Pre-game pep rally Aiken families prepare for Palmetto Bowl with local block party Friday

Staff photo by Christina Cleveland From orange and purple to black and garnet, several families dressed in team colors came out to the first Palmetto Bowl block party held in Aiken Friday.

Roger Gray’s 13-year-old son, Blaise, is pretty upset about the Gamecocks this year.

Blaise has always been a fan of the University of South Carolina’s football team and his sister, Skylar, has followed suit, but this season didn’t go as he had hoped, like when his favorite Gamecock player Connor Shaw played for the team.

While playing with his siblings at the inaugural Palmetto Bowl Block Party in Aiken on Friday, Blaise didn’t seem too confident that Saturday’s rival game against the Clemson Tigers will end in victory for South Carolina.

“We’re going to lose,” Blaise said, “by a lot.”

That prediction didn’t stop him from wearing his favorite Gamecock gear, however.

Roger Gray and his friend, Derrick Turner, only root for Clemson and neither are sure why the kids like garnet and black so much.

“They got bumped on their head,” Turner said, jokingly.

The block party, held in the festival area of Newberry Street, allowed friends and family like Turner and Gray to join together a day ahead of the game and enjoy the friendly rivalry, food, chidlren’s games and music.

The event was put on by the Aiken Drug Company and Aiken and Augusta radio stations of Beasley Media group. Several musical acts from local Beth Spangler to Phillip Lee Jr. and electronic band, Five Knives Band, hit the stage to perform for around 200 people – most of which were donning their favorite team’s colors.

Amy Najmon was tricked into her garnet sweater, she said. Najmon didn’t grow up in South Carolina nor did she attend either of the rival schools. She moved to Aiken with her husband after graduating from school last year and came to the block party with her friends Jason Hadden and Kayla Barton.

“I went to Purdue. She just suckered me into this,” Najmon said pointing at her garnet sweater and then Kayla.

The three said they were enjoying the party, which went from the 5 to 10 p.m. on the blocked off street but had a little more to see, only an hour into sampling food and listening to live music.

“I heard about it on the radio and we got our tickets earlier today,” Barton said. “We’re enjoying it but we just got here, so we’re testing it out.”

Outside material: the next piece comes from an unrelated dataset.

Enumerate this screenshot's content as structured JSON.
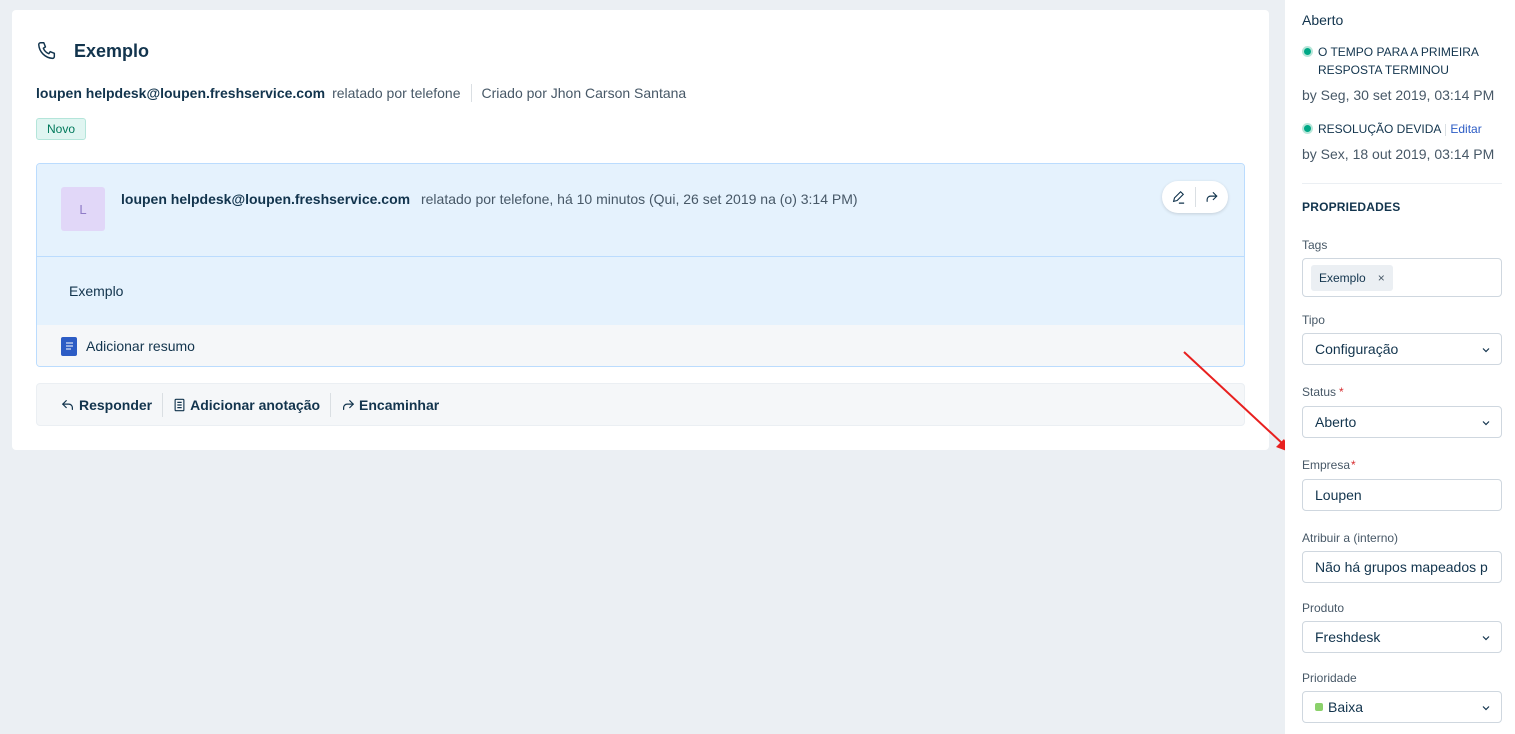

Mark Haddon, Beasley’s Aiken-Augusta market manager, said in a statement ahead of event that it was designed to be a great way to break up the Thanksgiving weekend.

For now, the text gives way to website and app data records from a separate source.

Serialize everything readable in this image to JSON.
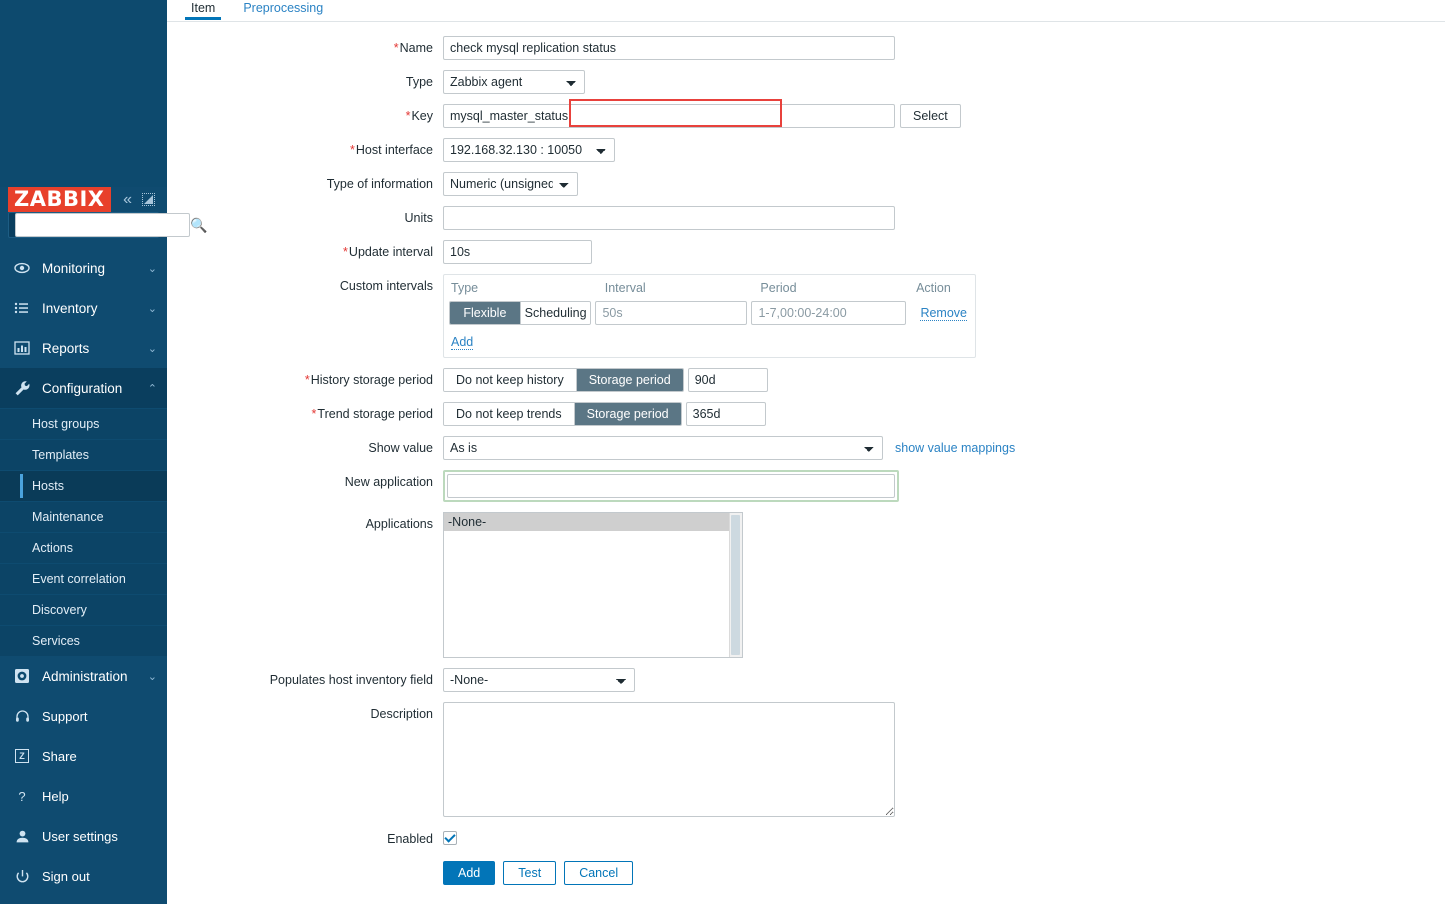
{
  "brand": {
    "logo_text": "ZABBIX",
    "logo_bg": "#e8402b",
    "sidebar_bg": "#0d4a6e",
    "accent": "#0275b8"
  },
  "sidebar": {
    "search_placeholder": "",
    "search_value": "",
    "nav": [
      {
        "label": "Monitoring",
        "icon": "eye-icon",
        "caret": "⌄",
        "active": false
      },
      {
        "label": "Inventory",
        "icon": "list-icon",
        "caret": "⌄",
        "active": false
      },
      {
        "label": "Reports",
        "icon": "bar-chart-icon",
        "caret": "⌄",
        "active": false
      },
      {
        "label": "Configuration",
        "icon": "wrench-icon",
        "caret": "⌃",
        "active": true
      },
      {
        "label": "Administration",
        "icon": "gear-icon",
        "caret": "⌄",
        "active": false
      }
    ],
    "configuration_sub": [
      {
        "label": "Host groups",
        "selected": false
      },
      {
        "label": "Templates",
        "selected": false
      },
      {
        "label": "Hosts",
        "selected": true
      },
      {
        "label": "Maintenance",
        "selected": false
      },
      {
        "label": "Actions",
        "selected": false
      },
      {
        "label": "Event correlation",
        "selected": false
      },
      {
        "label": "Discovery",
        "selected": false
      },
      {
        "label": "Services",
        "selected": false
      }
    ],
    "bottom": [
      {
        "label": "Support",
        "icon": "headset-icon"
      },
      {
        "label": "Share",
        "icon": "share-z-icon"
      },
      {
        "label": "Help",
        "icon": "question-icon"
      },
      {
        "label": "User settings",
        "icon": "user-icon"
      },
      {
        "label": "Sign out",
        "icon": "power-icon"
      }
    ]
  },
  "tabs": [
    {
      "label": "Item",
      "active": true
    },
    {
      "label": "Preprocessing",
      "active": false
    }
  ],
  "form": {
    "name": {
      "label": "Name",
      "required": true,
      "value": "check mysql replication status"
    },
    "type": {
      "label": "Type",
      "required": false,
      "value": "Zabbix agent"
    },
    "key": {
      "label": "Key",
      "required": true,
      "value": "mysql_master_status",
      "select_button": "Select",
      "highlighted": true,
      "highlight_color": "#e8413c"
    },
    "host_interface": {
      "label": "Host interface",
      "required": true,
      "value": "192.168.32.130 : 10050"
    },
    "type_of_information": {
      "label": "Type of information",
      "required": false,
      "value": "Numeric (unsigned)"
    },
    "units": {
      "label": "Units",
      "required": false,
      "value": "",
      "placeholder": ""
    },
    "update_interval": {
      "label": "Update interval",
      "required": true,
      "value": "10s"
    },
    "custom_intervals": {
      "label": "Custom intervals",
      "headers": [
        "Type",
        "Interval",
        "Period",
        "Action"
      ],
      "rows": [
        {
          "type_options": [
            "Flexible",
            "Scheduling"
          ],
          "type_selected": "Flexible",
          "interval_value": "",
          "interval_placeholder": "50s",
          "period_value": "",
          "period_placeholder": "1-7,00:00-24:00",
          "action": "Remove"
        }
      ],
      "add_link": "Add"
    },
    "history_storage_period": {
      "label": "History storage period",
      "required": true,
      "options": [
        "Do not keep history",
        "Storage period"
      ],
      "selected": "Storage period",
      "value": "90d"
    },
    "trend_storage_period": {
      "label": "Trend storage period",
      "required": true,
      "options": [
        "Do not keep trends",
        "Storage period"
      ],
      "selected": "Storage period",
      "value": "365d"
    },
    "show_value": {
      "label": "Show value",
      "value": "As is",
      "link": "show value mappings"
    },
    "new_application": {
      "label": "New application",
      "value": "",
      "placeholder": "",
      "focused": true,
      "focus_color": "#bcd9bd"
    },
    "applications": {
      "label": "Applications",
      "options": [
        "-None-"
      ],
      "selected": "-None-"
    },
    "populates_host_inventory_field": {
      "label": "Populates host inventory field",
      "value": "-None-"
    },
    "description": {
      "label": "Description",
      "value": "",
      "placeholder": ""
    },
    "enabled": {
      "label": "Enabled",
      "checked": true
    }
  },
  "buttons": {
    "add": "Add",
    "test": "Test",
    "cancel": "Cancel"
  }
}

“We are excited to bring together Clemson and USC fans for what we hope will be one of the largest pre-game pep rallies in the state,” Haddon said.

For Elaine Ormand’s family, it doesn’t take too much to get them pumped up.

They’ve made a tradition out of the game and watch with it family and friends after steaming some oysters each year.

Ormand said she has a son-in-law, who is a “big Gamecock fan,” though she and her husband are Clemson alums. It’s a house divided, but it’s not rocked too much during college football season.

“We do OK,” Ormand said. “It’s just a game.”

Still, for Saturday’s game, she’s not shy to root for the Tigers. Ormand predicts Clemson to win by 15.

Plenty of South Carolina and Clemson predictions – and shared stories – floated among the families at the block party, like those from Turner, who graduated from USC, but said “he was born and raised” a Tiger.

“It just ended up that I was able to go to Carolina and finish my degree,” Turner said. “I’ll pull for Carolina … if I have to.”

A portion of the proceeds from Friday’s event benefit the Aiken County Clemson and the Aiken County Gamecock Club Scholarship Funds.

Christina Cleveland is a general assignment reporter at the Aiken Standard. Follow her on Twitter @ChristinaNCleve.

Christina Cleveland is a reporter with the Aiken Standard and has been with the newspaper since October 2015. A native of Seneca, South Carolina, she holds a B.A. in Journalism and Mass Communication from the University of North Carolina at Chapel Hill.